[RANDALL_NARRATION_7] While there's always a partnership between the land trust and the landowner for conservation easements, sometimes there's an opportunity for a third partner.

[TIFFANY] So most easements are entirely donated in Texas, so where of that development right is being donated to a land trust or government entity that is a qualified easement holder. And those donated easements are the ones that qualified for the charitable tax contribution. In some cases, there is federal or state money out there or the purchase of that development right essentially a purchased conservation easement.

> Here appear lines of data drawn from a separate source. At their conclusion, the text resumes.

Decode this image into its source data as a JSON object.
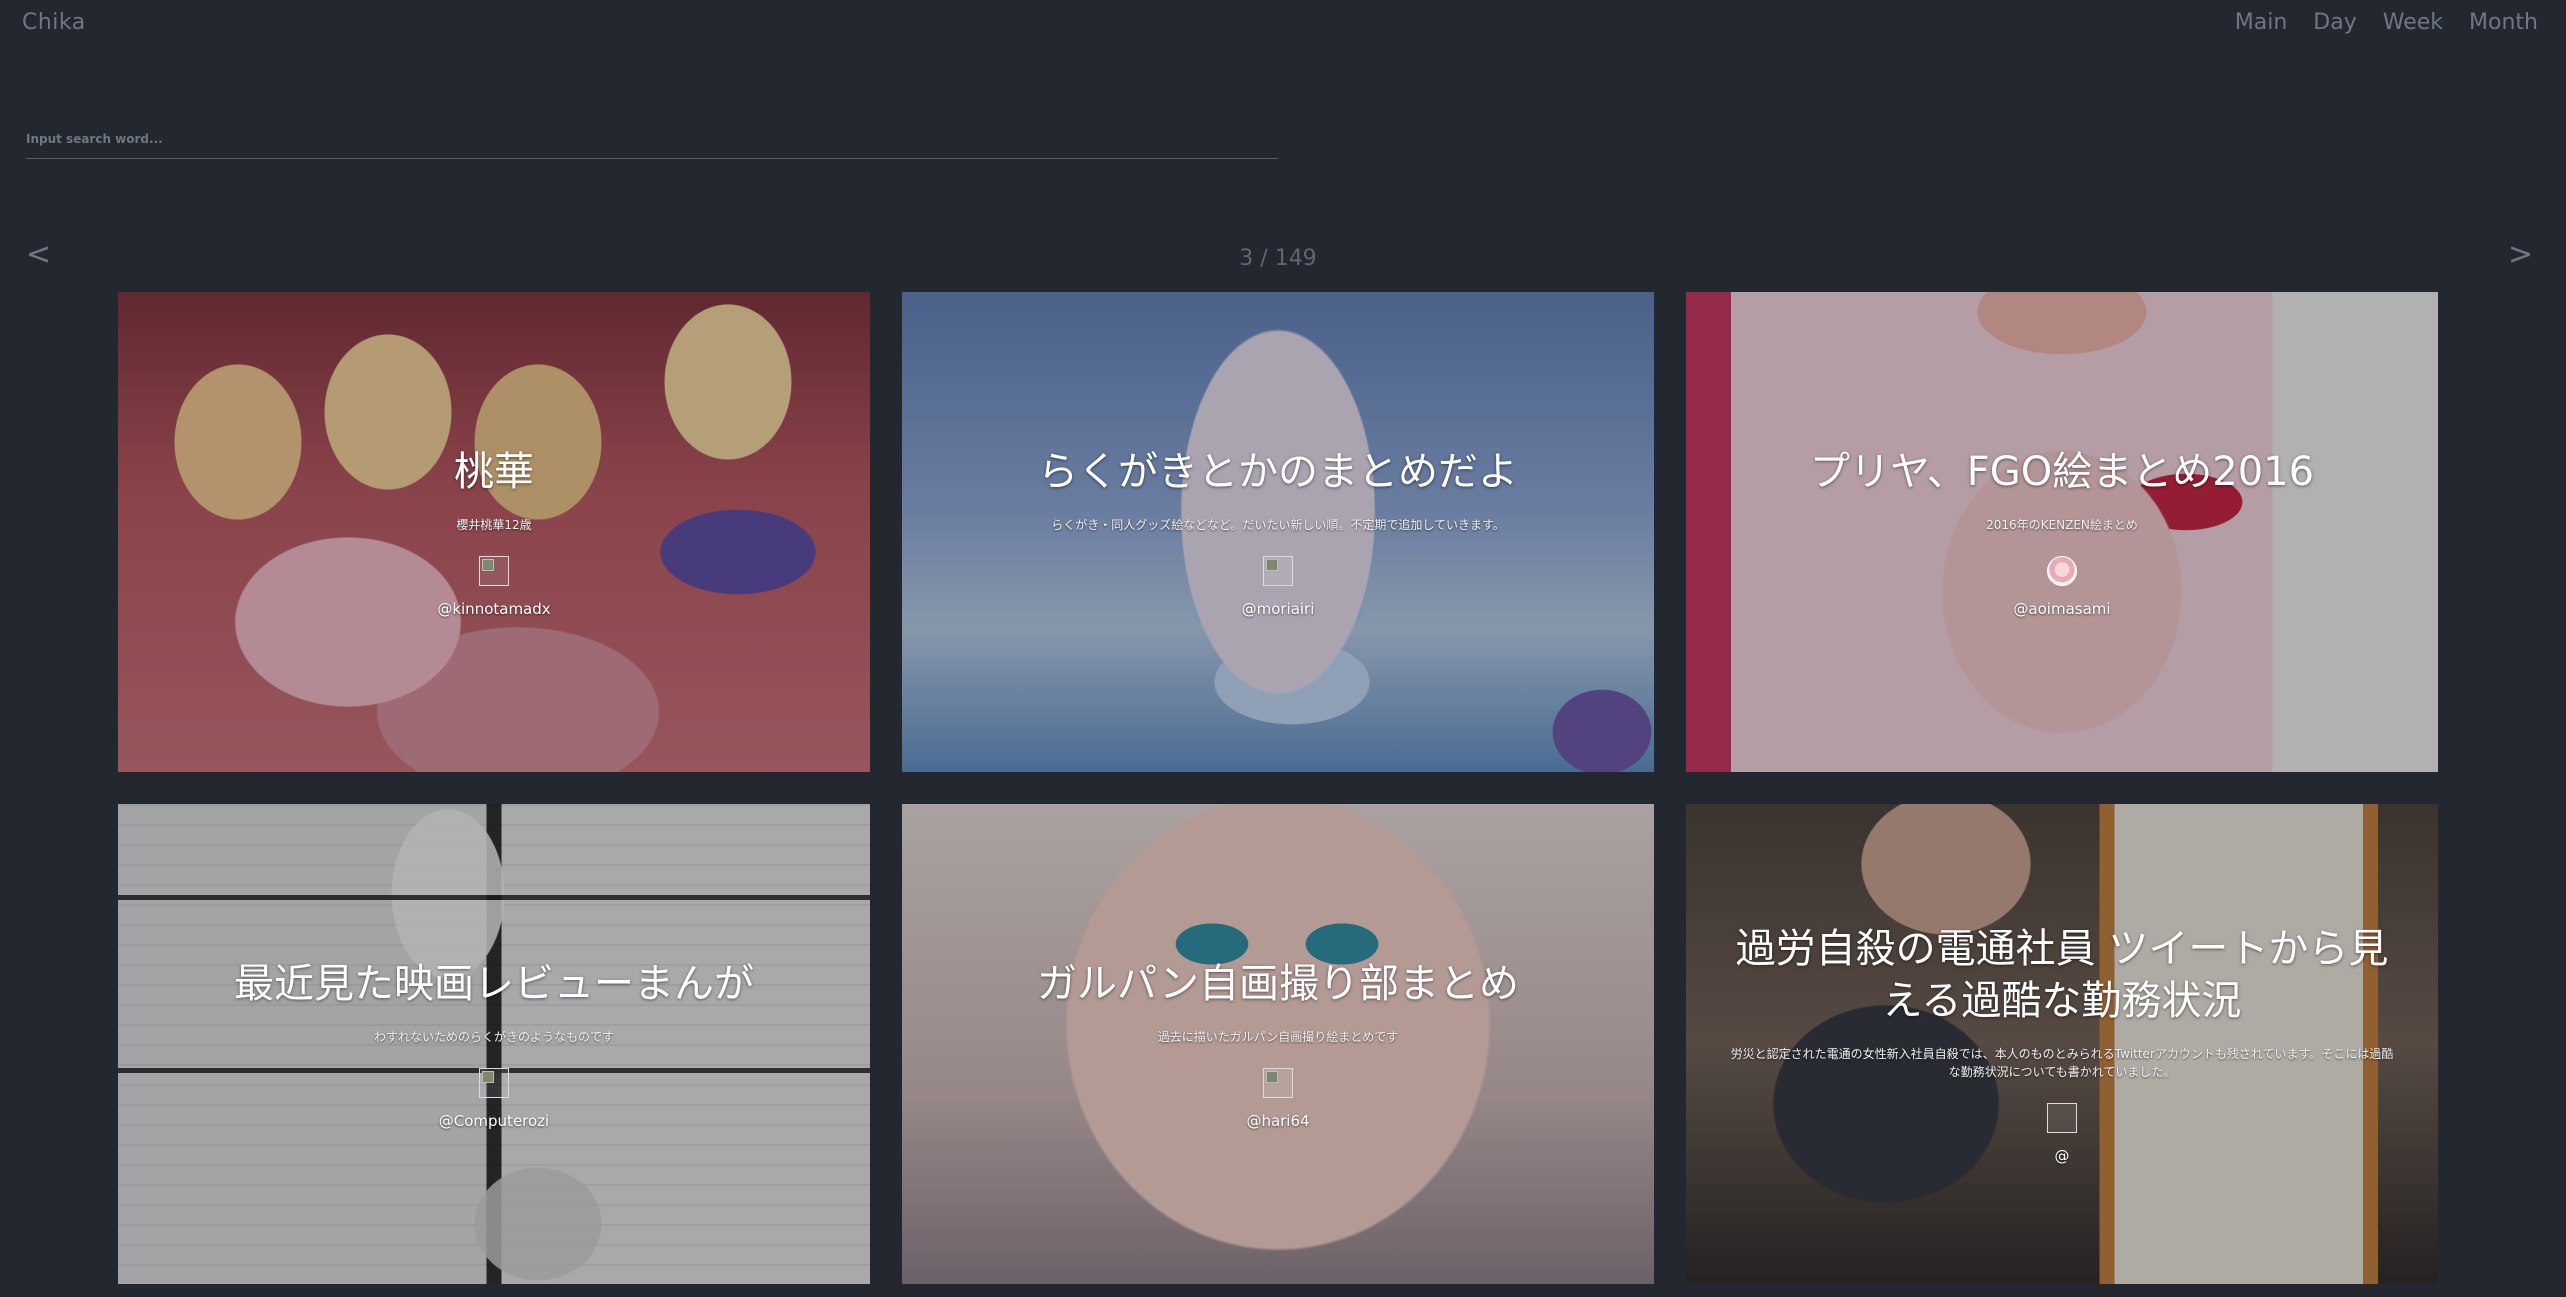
{
  "app": {
    "title": "Chika"
  },
  "nav": {
    "items": [
      {
        "label": "Main"
      },
      {
        "label": "Day"
      },
      {
        "label": "Week"
      },
      {
        "label": "Month"
      }
    ]
  },
  "search": {
    "placeholder": "Input search word...",
    "value": ""
  },
  "pager": {
    "prev_label": "<",
    "next_label": ">",
    "status": "3 / 149"
  },
  "cards": [
    {
      "title": "桃華",
      "description": "櫻井桃華12歳",
      "handle": "@kinnotamadx",
      "avatar": "broken-image"
    },
    {
      "title": "らくがきとかのまとめだよ",
      "description": "らくがき・同人グッズ絵などなど。だいたい新しい順。不定期で追加していきます。",
      "handle": "@moriairi",
      "avatar": "broken-image"
    },
    {
      "title": "プリヤ、FGO絵まとめ2016",
      "description": "2016年のKENZEN絵まとめ",
      "handle": "@aoimasami",
      "avatar": "profile-picture"
    },
    {
      "title": "最近見た映画レビューまんが",
      "description": "わすれないためのらくがきのようなものです",
      "handle": "@Computerozi",
      "avatar": "broken-image"
    },
    {
      "title": "ガルパン自画撮り部まとめ",
      "description": "過去に描いたガルパン自画撮り絵まとめです",
      "handle": "@hari64",
      "avatar": "broken-image"
    },
    {
      "title": "過労自殺の電通社員 ツイートから見える過酷な勤務状況",
      "description": "労災と認定された電通の女性新入社員自殺では、本人のものとみられるTwitterアカウントも残されています。そこには過酷な勤務状況についても書かれていました。",
      "handle": "@",
      "avatar": "empty"
    }
  ]
}
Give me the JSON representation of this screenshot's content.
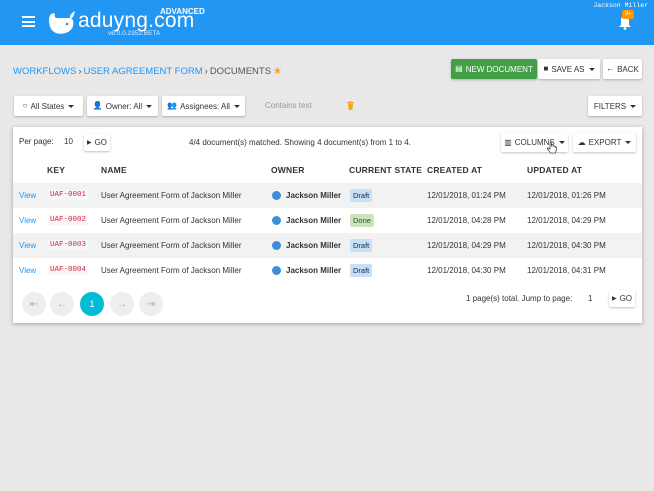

When that happens the state of Texas, or the federal government do also share an interest in ensuring that that land is protected and therefore in all of these cases whether it’s a donated conservation easement or whether it's been purchased through grant funding of some sort the landowner is acquiring a partner.

[RANDALL_NARRATION] That's exactly what happened last year to Hill Country Land Trust when they were awarded a contract for purchasing a conservation easement on a 400-acre ranch just North of Uvalde on Montell Creek. Those monies were made available through a grant from The Texas Farm and Ranch Lands Conservation Program which is administered by the Texas Parks and Wildlife Department. Here's Program Coordinator Chris Abernathy.

[CHRIS] So the main goal is to protect working lands, okay? Working lands are those lands that have a agricultural designation on them. Food and fiber. Developments of cattle ranching, farming and timber are the three primary things that we consider working lands. This program is specifically titled to target working lands to protect them from fragmentation, but we're also taking care of Texas Heritage? Which is based on farming and ranching. So not only are we protecting the property, all the resources, the habitat, the water quality, the fisheries, the watershed, the runoff. All of that is being protected in a perpetual condition. But we're also preserving all of the infrastructure, everything that goes along with that. And we're asking those people to continue to do what they were doing at the baseline condition which is farming and ranching.

[RANDALL_NARRATION] Properties are evaluated on a point system and then put before the Texas Farm and Ranch Lands Conservation Council. I asked Chris what made the Montell Creek Ranch so special.

[CHRIS] Well, for this for us, we saw a farming operation. We saw pasture. We saw habitat. We saw water quality. And we had specific criteria that awards points for things like fragmentation, or the threat of development, fisheries, economic value. We award a numeric point system to that. We just saw something that we thought was worth protecting. Especially when it came to the watershed, to the aquifer and to the recharge zone.

[TIFFANY] That piece of property will conserve significant water and spring resources, and a swimming hole that's known to the community, you know it's got typical uplands that are you know, known for that area. It's got some significant springs on the property and it flows down into the Nueces River.



[TIFFANY] You know we've got such a rich legacy and heritage in Texas. Open space and farms and ranches. Being that Texas is such a private property state, and that 95 percent of the land is privately held, it is up to us as land owners to preserve all those qualities of our natural and cultural resources for future generations.

If you'd like more information on conservation easements, land trusts or the Texas Farm and Ranch Lands Conservation Program, just visit the Texas Parks and Wildlife website. For Under The Texas Sky, I'm Randall Maxwell.


And so, we come to the end of another podcast. Under the Texas Sky is a production of Texas Parks and Wildlife and is available at or wherever you get your podcasts.

We record the podcast at The Block House in Austin, Texas. Joel Block does our sound design.

Susan Griswold and Benjamin Kailing provide distribution and web help. Whitney Bishop does our social media. I’m your producer and host, Cecilia Nasti, reminding you that life’s better outside when you’re Under the Texas Sky.

[TIFFANY] Most land trusts I think try to stay away from hard and fast rules on how many acres they might or might not accept as a conservation easement because it truly depends on the values to be conserved

Join us again next time for Under the Texas Sky.